Rwanda's central bank left its key repo rate at 6.5 percent, saying this was "in order to support the continued financing of the economy while mitigating inflationary and exchange rate pressures."
The National Bank of Rwanda, which has maintained its rate since cutting it by 50 basis points in June 2014, said inflation was projected to be around 6 percent in December as prices of fresh products are expected to ease following the start of the rainy season.
Rwanda's inflation rate eased to 6.4 percent in August from 6.9 percent in July - above the central bank's 5.0 percent target - following a rise in food prices and a higher pass-through of exchange rates to domestic prices.
Due to an increase in the exchange rate pass-through, imported inflation rose to 5.5 percent in August and 5.5 percent in July from 3.9 percent in June, the bank said.
In June the International Monetary Fund (IMF) forecast that Rwanda's consumer price inflation rate would average 2.5 percent this year, up from 1.8 percent in 2015, and rise to 4.6 percent in 4.6 percent.
Inflation end-2016 was seen by the IMF at 4.5 percent and 4.7 percent end-2017.
The exchange rate of the Rwandan franc has been steadily depreciating since 2008 and was trading at 805 to the U.S. dollar today, down 7.45 percent this year.

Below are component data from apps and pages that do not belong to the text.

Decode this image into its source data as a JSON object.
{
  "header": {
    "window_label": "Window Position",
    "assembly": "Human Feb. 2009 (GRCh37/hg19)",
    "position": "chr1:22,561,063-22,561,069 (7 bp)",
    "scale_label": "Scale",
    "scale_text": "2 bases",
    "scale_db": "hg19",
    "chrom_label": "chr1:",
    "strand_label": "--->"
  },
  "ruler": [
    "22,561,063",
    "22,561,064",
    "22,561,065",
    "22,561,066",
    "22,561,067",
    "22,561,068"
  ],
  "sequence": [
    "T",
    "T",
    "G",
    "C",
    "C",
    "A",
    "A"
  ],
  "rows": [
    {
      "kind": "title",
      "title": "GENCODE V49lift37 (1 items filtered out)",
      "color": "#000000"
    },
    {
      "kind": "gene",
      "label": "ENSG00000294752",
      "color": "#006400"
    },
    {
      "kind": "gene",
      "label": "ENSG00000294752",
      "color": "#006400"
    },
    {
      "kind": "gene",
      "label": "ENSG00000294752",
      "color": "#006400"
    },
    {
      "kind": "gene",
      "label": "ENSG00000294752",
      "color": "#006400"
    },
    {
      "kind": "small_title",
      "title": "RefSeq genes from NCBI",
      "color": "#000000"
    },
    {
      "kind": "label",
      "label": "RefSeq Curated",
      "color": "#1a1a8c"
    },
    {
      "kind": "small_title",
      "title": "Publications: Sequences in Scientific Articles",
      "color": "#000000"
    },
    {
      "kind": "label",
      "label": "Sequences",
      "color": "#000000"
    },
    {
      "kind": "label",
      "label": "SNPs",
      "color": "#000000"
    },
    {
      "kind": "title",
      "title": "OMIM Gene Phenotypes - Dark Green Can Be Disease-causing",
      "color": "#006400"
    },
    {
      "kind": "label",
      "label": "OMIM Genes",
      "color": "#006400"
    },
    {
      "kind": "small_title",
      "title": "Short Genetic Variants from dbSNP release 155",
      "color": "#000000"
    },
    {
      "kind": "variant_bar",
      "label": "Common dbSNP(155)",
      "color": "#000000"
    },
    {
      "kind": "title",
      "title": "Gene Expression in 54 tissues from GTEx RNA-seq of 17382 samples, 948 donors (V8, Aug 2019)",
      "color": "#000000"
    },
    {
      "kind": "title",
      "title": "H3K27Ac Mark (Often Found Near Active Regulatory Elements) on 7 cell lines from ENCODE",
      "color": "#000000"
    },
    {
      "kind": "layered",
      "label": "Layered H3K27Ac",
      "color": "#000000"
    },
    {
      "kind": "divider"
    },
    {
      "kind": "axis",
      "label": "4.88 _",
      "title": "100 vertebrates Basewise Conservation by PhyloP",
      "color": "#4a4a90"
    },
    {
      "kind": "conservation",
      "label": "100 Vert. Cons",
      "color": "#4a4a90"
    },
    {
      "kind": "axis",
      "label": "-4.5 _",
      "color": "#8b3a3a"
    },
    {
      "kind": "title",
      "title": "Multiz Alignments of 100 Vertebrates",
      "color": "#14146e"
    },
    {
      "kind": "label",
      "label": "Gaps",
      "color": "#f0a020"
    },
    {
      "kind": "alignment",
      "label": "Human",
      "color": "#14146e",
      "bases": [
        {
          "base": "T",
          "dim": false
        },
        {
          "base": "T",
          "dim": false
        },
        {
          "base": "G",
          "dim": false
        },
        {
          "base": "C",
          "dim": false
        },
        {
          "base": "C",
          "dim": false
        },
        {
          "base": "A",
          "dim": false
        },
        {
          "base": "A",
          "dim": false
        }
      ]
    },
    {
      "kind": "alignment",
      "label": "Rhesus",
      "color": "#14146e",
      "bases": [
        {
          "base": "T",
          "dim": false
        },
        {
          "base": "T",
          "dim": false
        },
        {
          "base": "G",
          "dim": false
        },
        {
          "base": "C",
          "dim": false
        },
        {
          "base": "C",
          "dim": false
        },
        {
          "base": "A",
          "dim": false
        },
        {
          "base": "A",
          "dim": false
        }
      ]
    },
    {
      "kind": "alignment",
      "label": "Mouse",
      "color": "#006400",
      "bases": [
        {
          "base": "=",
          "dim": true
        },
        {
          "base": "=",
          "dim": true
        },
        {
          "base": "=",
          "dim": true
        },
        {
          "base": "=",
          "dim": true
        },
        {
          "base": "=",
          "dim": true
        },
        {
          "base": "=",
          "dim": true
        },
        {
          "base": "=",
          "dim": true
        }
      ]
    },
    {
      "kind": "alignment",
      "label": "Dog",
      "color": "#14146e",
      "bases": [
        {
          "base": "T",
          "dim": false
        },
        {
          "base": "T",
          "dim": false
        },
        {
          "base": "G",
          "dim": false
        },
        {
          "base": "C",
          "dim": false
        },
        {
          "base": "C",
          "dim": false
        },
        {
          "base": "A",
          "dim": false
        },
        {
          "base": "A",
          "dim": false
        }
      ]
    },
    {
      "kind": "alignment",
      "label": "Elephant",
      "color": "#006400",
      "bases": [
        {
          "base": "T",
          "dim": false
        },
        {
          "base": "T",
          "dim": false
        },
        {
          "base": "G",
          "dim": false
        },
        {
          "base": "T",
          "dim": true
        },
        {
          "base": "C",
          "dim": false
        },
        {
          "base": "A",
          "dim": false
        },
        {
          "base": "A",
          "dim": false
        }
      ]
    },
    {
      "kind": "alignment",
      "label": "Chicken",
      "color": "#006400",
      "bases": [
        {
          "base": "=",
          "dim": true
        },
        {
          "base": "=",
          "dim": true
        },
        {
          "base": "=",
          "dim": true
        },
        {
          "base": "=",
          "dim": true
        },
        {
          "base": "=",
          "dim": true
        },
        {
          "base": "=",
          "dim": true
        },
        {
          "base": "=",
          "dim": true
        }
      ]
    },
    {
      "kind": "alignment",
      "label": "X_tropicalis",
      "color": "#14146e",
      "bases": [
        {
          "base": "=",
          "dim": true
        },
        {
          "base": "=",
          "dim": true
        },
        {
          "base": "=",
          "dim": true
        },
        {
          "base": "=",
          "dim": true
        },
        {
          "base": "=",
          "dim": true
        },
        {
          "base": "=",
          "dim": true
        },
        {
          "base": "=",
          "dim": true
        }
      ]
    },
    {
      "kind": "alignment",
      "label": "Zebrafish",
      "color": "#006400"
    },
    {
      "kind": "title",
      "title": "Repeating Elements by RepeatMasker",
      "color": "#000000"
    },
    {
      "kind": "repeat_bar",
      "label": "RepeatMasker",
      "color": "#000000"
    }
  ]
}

Last year the franc lost 7.6 percent against the dollar after a depreciation of 3.6 percent in 2014.
Rwanda is suffering a shortage of foreign exchange due to low commodity prices and in June it won an 18-month US$204 million standby facility from the IMF to boost its reserves.
The fall in commodity prices has also lead to an 2.2 percent increase in Rwanda's trade deficit in the first eight months of this year, a move that along with additional foreign exchange demand from some big projects under the public-private partnership (PPP) framework, "has put pressure on the FRW exchange rate," the central bank said.